▸ EXERCISE DESCRIPTION: Return every line of the listing that includes the string "this".

▸ DATA LISTING:
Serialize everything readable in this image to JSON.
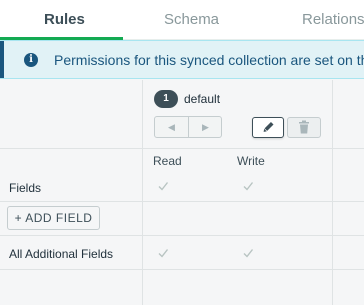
{
  "tabs": [
    {
      "label": "Rules",
      "active": true
    },
    {
      "label": "Schema",
      "active": false
    },
    {
      "label": "Relations",
      "active": false
    }
  ],
  "banner": {
    "icon": "info-icon",
    "text": "Permissions for this synced collection are set on the"
  },
  "role": {
    "badge": "1",
    "name": "default",
    "move_left_icon": "◀",
    "move_right_icon": "▶"
  },
  "columns": {
    "read": "Read",
    "write": "Write"
  },
  "rows": {
    "fields_label": "Fields",
    "add_field_label": "+ ADD FIELD",
    "additional_fields_label": "All Additional Fields"
  },
  "colors": {
    "accent": "#13aa52",
    "banner_bg": "#e1f2f6",
    "banner_text": "#1a567e",
    "check": "#b8c4c2"
  }
}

▸ ANSWER BOX:
Serialize everything readable in this image to JSON.
    "text": "Permissions for this synced collection are set on the"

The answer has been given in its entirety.